* _Extracted material_:

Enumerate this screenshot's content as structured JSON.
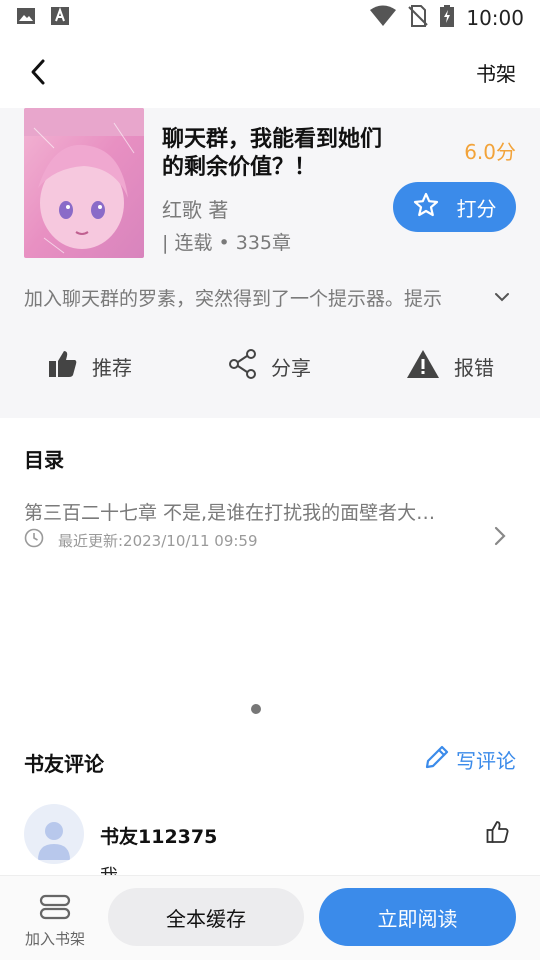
{
  "status": {
    "time": "10:00"
  },
  "nav": {
    "right_label": "书架"
  },
  "book": {
    "title": "聊天群，我能看到她们的剩余价值？！",
    "rating": "6.0分",
    "author": "红歌 著",
    "meta": "| 连载 • 335章",
    "rate_label": "打分",
    "intro": "加入聊天群的罗素，突然得到了一个提示器。提示"
  },
  "actions": [
    {
      "label": "推荐",
      "icon": "thumbs-up-icon"
    },
    {
      "label": "分享",
      "icon": "share-icon"
    },
    {
      "label": "报错",
      "icon": "warning-icon"
    }
  ],
  "toc": {
    "title": "目录",
    "latest_chapter": "第三百二十七章 不是,是谁在打扰我的面壁者大…",
    "updated": "最近更新:2023/10/11 09:59"
  },
  "reviews": {
    "title": "书友评论",
    "write_label": "写评论",
    "items": [
      {
        "user": "书友112375",
        "text": "我"
      }
    ]
  },
  "bottom": {
    "shelf_label": "加入书架",
    "cache_label": "全本缓存",
    "read_label": "立即阅读"
  },
  "colors": {
    "accent": "#3b8bea",
    "rating": "#f2a33a",
    "panel_bg": "#f6f6f8"
  }
}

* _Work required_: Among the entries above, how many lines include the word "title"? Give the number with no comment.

* _Reply_: 3